Family members need support after the death of a loved one, and estate distribution in Michigan often poses a particularly complex set of problems for grieving families. In the worst scenarios, matters such as undue influence have to be addressed in probate court.
Detroit-area residents may be interested in a will dispute involving tens of thousands of dollars that surrogate family members say were wrongfully bequeathed to a man who was named a sole beneficiary in a woman’s will. In a second will that her friends and surrogate family found dubious, an 89-year-old woman who died in 2007 supposedly left $70,000 to a man she apparently didn’t like or trust.
The 77-year-old man is a former police officer and son of a man the deceased woman dated about 60 years ago.
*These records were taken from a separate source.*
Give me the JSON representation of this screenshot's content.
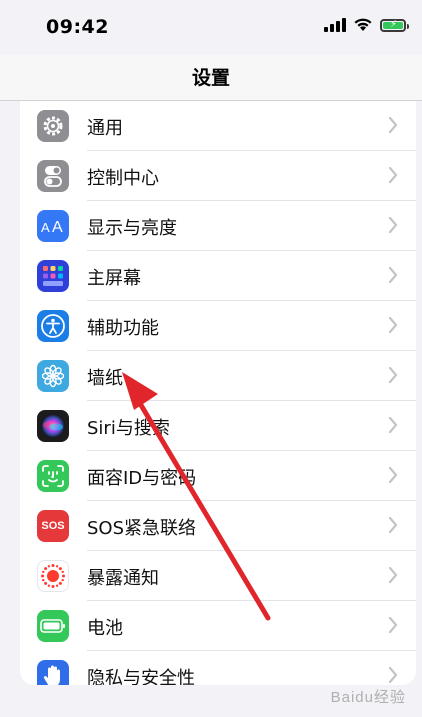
{
  "status_bar": {
    "time": "09:42"
  },
  "nav": {
    "title": "设置"
  },
  "items": [
    {
      "label": "通用",
      "icon": "gear-icon",
      "color": "#8e8e93"
    },
    {
      "label": "控制中心",
      "icon": "toggles-icon",
      "color": "#8e8e93"
    },
    {
      "label": "显示与亮度",
      "icon": "text-size-icon",
      "color": "#3478f6"
    },
    {
      "label": "主屏幕",
      "icon": "home-grid-icon",
      "color": "#2f3fd9"
    },
    {
      "label": "辅助功能",
      "icon": "accessibility-icon",
      "color": "#1a7ee6"
    },
    {
      "label": "墙纸",
      "icon": "flower-icon",
      "color": "#3ea8e0"
    },
    {
      "label": "Siri与搜索",
      "icon": "siri-icon",
      "color": "#1c1c1e"
    },
    {
      "label": "面容ID与密码",
      "icon": "face-id-icon",
      "color": "#34c759"
    },
    {
      "label": "SOS紧急联络",
      "icon": "sos-icon",
      "color": "#e5383b",
      "icon_text": "SOS"
    },
    {
      "label": "暴露通知",
      "icon": "exposure-icon",
      "color": "#ffffff"
    },
    {
      "label": "电池",
      "icon": "battery-icon",
      "color": "#34c759"
    },
    {
      "label": "隐私与安全性",
      "icon": "hand-icon",
      "color": "#2f6ee8"
    }
  ],
  "watermark": "Baidu经验"
}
The named beneficiary had been known to hound the woman for money, according to the woman’s family members. In 2011, her surrogate family sued the former police officer in probate court, and the judge dismissed the second will.
Incidentally, both wills were drafted by the same attorney (not affiliated with this firm), and it was also revealed that the attorney and the former officer were drinking pals.
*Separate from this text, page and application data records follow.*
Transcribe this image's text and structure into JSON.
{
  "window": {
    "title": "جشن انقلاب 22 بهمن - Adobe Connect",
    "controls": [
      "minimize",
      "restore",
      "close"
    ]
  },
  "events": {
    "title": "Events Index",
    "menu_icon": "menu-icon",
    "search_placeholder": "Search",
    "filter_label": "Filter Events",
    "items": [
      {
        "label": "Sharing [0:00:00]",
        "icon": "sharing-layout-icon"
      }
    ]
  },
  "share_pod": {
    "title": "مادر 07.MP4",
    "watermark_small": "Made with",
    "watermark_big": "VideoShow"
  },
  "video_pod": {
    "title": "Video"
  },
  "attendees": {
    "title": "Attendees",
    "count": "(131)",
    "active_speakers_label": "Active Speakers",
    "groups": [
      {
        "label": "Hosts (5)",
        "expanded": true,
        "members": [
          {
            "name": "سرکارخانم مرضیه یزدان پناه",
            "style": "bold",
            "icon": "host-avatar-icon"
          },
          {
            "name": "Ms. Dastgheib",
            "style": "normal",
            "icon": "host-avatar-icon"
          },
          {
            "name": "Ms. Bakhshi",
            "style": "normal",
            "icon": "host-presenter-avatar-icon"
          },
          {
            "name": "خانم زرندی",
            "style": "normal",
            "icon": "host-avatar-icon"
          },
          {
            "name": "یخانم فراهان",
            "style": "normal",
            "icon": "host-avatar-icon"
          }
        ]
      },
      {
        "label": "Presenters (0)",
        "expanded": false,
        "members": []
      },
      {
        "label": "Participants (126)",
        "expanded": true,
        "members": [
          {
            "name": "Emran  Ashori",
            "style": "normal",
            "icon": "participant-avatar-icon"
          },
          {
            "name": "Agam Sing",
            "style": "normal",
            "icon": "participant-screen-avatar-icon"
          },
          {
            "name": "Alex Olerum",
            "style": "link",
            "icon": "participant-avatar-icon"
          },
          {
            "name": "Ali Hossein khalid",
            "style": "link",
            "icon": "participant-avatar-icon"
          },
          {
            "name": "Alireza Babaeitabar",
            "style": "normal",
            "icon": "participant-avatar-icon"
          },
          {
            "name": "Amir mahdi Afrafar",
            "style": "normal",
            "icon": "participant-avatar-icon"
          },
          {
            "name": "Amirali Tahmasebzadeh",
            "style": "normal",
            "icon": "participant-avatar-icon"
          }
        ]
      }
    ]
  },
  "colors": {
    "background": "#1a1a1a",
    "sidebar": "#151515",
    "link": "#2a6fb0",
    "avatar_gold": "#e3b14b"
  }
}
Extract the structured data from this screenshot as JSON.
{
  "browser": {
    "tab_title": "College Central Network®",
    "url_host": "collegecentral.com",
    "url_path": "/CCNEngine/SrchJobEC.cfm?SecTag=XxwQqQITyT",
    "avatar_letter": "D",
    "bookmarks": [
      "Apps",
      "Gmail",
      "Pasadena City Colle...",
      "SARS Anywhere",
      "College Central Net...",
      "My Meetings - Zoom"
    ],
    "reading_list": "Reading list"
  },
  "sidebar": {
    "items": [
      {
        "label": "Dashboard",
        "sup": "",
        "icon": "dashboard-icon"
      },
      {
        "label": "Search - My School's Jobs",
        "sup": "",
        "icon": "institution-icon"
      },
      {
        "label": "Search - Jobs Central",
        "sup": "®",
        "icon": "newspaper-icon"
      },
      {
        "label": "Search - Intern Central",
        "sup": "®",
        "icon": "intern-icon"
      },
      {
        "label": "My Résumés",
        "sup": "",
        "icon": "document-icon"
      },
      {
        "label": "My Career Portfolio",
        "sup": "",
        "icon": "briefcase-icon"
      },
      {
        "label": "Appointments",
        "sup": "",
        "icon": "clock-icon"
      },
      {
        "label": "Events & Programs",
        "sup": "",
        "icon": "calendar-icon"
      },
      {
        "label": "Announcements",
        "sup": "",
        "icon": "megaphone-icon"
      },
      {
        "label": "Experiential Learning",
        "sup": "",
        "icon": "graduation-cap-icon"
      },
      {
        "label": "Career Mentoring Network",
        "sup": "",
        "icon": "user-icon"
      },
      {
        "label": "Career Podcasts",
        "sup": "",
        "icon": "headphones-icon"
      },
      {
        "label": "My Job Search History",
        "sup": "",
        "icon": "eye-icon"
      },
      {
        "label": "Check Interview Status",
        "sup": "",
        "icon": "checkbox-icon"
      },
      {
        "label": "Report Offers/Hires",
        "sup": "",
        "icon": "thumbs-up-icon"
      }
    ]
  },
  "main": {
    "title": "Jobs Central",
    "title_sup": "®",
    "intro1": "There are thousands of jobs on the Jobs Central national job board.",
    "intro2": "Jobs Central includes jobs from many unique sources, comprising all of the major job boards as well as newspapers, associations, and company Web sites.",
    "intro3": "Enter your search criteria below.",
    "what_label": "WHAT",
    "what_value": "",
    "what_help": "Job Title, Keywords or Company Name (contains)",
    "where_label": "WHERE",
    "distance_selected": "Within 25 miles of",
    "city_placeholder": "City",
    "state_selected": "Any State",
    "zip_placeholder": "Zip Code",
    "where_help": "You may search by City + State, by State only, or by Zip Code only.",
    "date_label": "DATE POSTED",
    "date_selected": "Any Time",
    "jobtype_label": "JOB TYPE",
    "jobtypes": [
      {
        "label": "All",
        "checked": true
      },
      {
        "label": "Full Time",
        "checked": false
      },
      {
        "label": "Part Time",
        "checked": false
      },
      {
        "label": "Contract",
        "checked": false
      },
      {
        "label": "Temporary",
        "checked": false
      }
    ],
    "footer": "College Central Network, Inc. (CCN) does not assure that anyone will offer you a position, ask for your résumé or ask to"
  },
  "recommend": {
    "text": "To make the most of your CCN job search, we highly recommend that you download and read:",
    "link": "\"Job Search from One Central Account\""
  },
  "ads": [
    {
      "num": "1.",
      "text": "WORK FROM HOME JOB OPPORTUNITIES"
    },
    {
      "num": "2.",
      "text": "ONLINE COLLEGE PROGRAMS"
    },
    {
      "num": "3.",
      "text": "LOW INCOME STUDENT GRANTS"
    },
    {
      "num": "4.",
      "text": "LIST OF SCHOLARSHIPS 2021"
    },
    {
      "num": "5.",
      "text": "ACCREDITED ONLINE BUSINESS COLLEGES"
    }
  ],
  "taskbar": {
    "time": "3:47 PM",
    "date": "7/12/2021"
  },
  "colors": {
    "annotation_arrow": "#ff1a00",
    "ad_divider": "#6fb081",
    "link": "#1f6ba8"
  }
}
The judge upheld the first will, which names several of the deceased woman’s longtime friends as beneficiaries.
The police officer of 33 years has chosen to appeal the ruling, and the appeal is now being heard in a state appeals court. The outcome remains to be seen, but it would appear that the original will will stand.
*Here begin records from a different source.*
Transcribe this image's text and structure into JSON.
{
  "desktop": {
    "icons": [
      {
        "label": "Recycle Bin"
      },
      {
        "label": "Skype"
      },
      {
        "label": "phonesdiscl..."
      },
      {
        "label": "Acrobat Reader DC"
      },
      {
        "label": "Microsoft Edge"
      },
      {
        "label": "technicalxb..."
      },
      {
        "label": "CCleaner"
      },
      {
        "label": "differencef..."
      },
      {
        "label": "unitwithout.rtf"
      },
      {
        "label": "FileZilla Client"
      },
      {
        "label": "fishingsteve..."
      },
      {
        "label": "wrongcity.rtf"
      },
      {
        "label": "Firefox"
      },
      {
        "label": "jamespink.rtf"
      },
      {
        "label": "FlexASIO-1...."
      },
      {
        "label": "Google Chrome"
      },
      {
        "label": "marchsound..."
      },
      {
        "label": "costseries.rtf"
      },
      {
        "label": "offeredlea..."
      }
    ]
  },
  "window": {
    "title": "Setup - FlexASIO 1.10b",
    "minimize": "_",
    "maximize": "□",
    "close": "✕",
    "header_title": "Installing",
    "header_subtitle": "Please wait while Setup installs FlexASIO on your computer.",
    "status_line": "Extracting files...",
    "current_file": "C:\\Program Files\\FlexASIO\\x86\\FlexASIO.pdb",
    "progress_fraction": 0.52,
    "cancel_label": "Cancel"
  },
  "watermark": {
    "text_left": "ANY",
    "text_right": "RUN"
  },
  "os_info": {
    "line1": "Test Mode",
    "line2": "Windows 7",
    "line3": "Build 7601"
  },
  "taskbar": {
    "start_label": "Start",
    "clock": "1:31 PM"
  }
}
Fortunately, not every probate case involves this kind of contention, but when disputes do arise, it’s a good idea to have a legal advocate on your side to protect your and your family’s best interests.
Source: Eagle-Tribune, “Court to decide case without hearing from ex-police officer,” Jill Harmacinski, April 3, 2013